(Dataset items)
▶
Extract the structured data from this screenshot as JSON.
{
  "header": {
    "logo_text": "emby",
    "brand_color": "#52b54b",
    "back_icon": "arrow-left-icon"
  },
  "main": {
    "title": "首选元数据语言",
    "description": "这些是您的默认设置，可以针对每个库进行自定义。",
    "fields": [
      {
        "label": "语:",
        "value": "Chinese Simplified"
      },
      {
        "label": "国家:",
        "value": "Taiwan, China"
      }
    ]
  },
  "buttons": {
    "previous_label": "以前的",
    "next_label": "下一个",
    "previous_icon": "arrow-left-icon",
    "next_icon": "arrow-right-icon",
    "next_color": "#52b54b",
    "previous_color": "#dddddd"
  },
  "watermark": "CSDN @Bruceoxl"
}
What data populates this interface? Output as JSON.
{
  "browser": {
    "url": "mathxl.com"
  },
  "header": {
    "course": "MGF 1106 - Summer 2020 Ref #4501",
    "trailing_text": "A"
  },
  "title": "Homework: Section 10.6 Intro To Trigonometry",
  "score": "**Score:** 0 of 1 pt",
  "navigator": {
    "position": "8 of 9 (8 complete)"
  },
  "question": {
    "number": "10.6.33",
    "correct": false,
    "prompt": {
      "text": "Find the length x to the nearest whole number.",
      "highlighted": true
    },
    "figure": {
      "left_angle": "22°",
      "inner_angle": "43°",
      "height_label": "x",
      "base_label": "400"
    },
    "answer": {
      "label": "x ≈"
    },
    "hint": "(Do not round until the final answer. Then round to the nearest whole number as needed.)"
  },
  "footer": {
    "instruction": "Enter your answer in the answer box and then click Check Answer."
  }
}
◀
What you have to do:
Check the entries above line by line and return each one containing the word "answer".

Completed exercise:
    "answer": {
    "hint": "(Do not round until the final answer. Then round to the nearest whole number as needed.)"
    "instruction": "Enter your answer in the answer box and then click Check Answer."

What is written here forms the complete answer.